a naval engagementNaval battle of Louisbourganother off present-day Sydney
[[Military history of Nova Scotia#American Revolution|]]. American Revolution. Franco-American alliance. Military history of Nova Scotia.
. * Military history of Nova Scotia * Index to Royal Fencible Americans History Parks Canada "The History of Fort Beausejour" 1995. Maritime Museum of the Atlantic, Halifax, N.S. Exhibit: The History of H.M.S. Vulture. This book also contains Eddy's report of January 1777 as well as additional documents and reports. Clarke, Ernest; The Siege of Fort Cumberland, 1776; McGill-Queen's University Press, Montreal & Kingston, 1995. ISBN: 0-7735-1867-3. History of Penobscot, Maine.
AmherstTownship of AmherstTown of Amherst

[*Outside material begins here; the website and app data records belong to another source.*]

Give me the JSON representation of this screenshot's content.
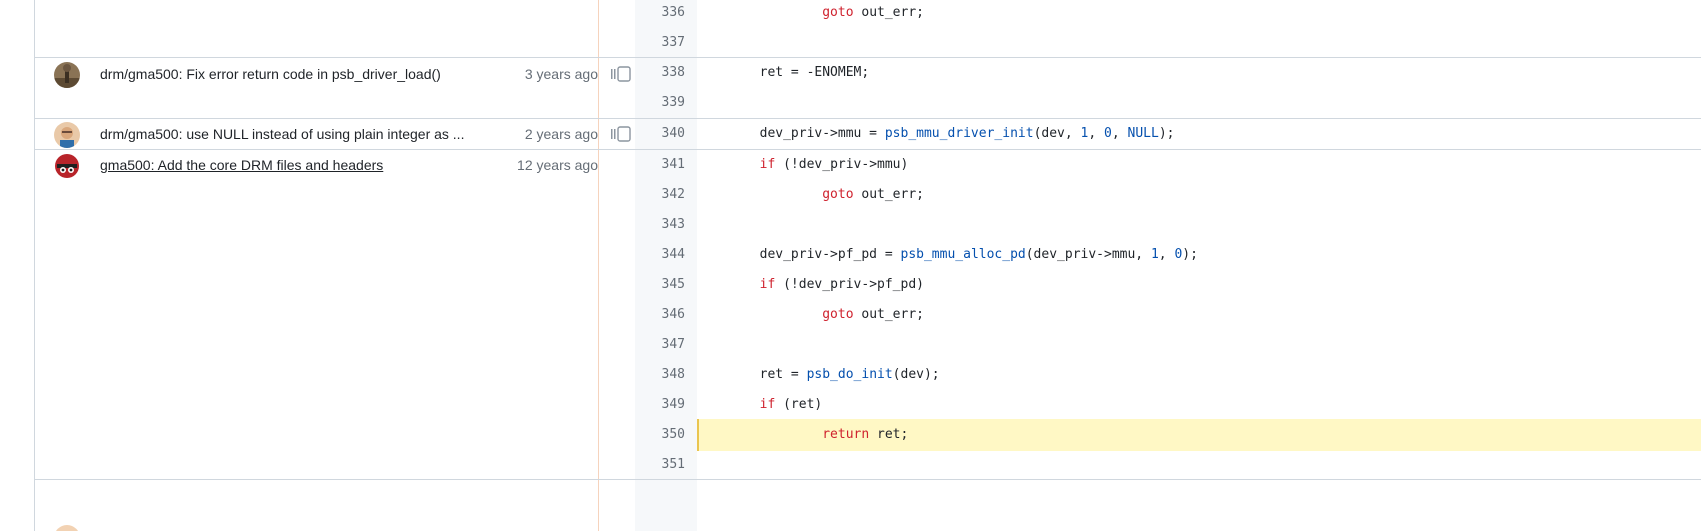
{
  "blame_groups": [
    {
      "commit_message": "drm/gma500: Fix error return code in psb_driver_load()",
      "age": "3 years ago"
    },
    {
      "commit_message": "drm/gma500: use NULL instead of using plain integer as ...",
      "age": "2 years ago"
    },
    {
      "commit_message": "gma500: Add the core DRM files and headers",
      "age": "12 years ago"
    }
  ],
  "lines": [
    {
      "num": "336",
      "pre": "                goto",
      "rest": " out_err;"
    },
    {
      "num": "337",
      "text": ""
    },
    {
      "num": "338",
      "text": "        ret = -ENOMEM;"
    },
    {
      "num": "339",
      "text": ""
    },
    {
      "num": "340",
      "text_a": "        dev_priv->mmu = ",
      "fn": "psb_mmu_driver_init",
      "text_b": "(dev, ",
      "n1": "1",
      "c1": ", ",
      "n2": "0",
      "c2": ", ",
      "n3": "NULL",
      "text_c": ");"
    },
    {
      "num": "341",
      "kw": "        if",
      "rest": " (!dev_priv->mmu)"
    },
    {
      "num": "342",
      "kw": "                goto",
      "rest": " out_err;"
    },
    {
      "num": "343",
      "text": ""
    },
    {
      "num": "344",
      "text_a": "        dev_priv->pf_pd = ",
      "fn": "psb_mmu_alloc_pd",
      "text_b": "(dev_priv->mmu, ",
      "n1": "1",
      "c1": ", ",
      "n2": "0",
      "text_c": ");"
    },
    {
      "num": "345",
      "kw": "        if",
      "rest": " (!dev_priv->pf_pd)"
    },
    {
      "num": "346",
      "kw": "                goto",
      "rest": " out_err;"
    },
    {
      "num": "347",
      "text": ""
    },
    {
      "num": "348",
      "text_a": "        ret = ",
      "fn": "psb_do_init",
      "text_b": "(dev);"
    },
    {
      "num": "349",
      "kw": "        if",
      "rest": " (ret)"
    },
    {
      "num": "350",
      "kw": "                return",
      "rest": " ret;"
    },
    {
      "num": "351",
      "text": ""
    }
  ],
  "colors": {
    "keyword": "#cf222e",
    "function": "#0550ae",
    "highlight": "#fff8c5"
  }
}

These settlers were joined by United Empire Loyalists (Loyalists who fled the American colonies during the American Revolution). A mill was built on the current townsite, and the residents moved there to be closer to work. During the 19th century, Amherst became an important regional centre for shipbuilding and other services to outlying communities. An indication of the town's importance in Canadian history is seen with its four Fathers of Confederation: Edward B. Chandler, Robert B. Dickey, Jonathan McCully, and Sir Charles Tupper.
Canadian military historyCanadian militiaCanada's military history
To guard against such attacks, the 84th Regiment of Foot (Royal Highland Emigrants) was garrisoned at forts around Atlantic Canada. Fort Edward (Nova Scotia) in Windsor became the headquarters to prevent a possible American land assault on Halifax from the Bay of Fundy. There was an American attack on Nova Scotia by land, the Battle of Fort Cumberland followed by the Siege of Saint John (1777). During the war, American privateers captured 225 vessels either leaving or arriving at Nova Scotia ports. In 1781, for example, as a result of the Franco-American alliance against Great Britain, there was a naval engagement with a French fleet at Sydney, Nova Scotia, near Spanish River, Cape Breton.
GaspéGaspeTown of Gaspé
And in 1784, they were joined by many Loyalist settlers. From then on, Gaspé became an important commercial fishing centre, especially of cod. In 1804, its post office opened. In 1833 in Gaspé County there were only ten farmers, all in the Gaspé Bay area (of whom seven were also involved in the fishery), four whalers in Gaspé Bay, five shipbuilders (one a Jersey firm), one blacksmith, two lumber merchants, five shipowners (all of which were Jerseymen), eighteen fish merchants (of whom all but five were Jerseymen) and thirty-two major fishing establishments (of which sixteen were Jersey owned). Gaspé was incorporated as a village municipality in 1855.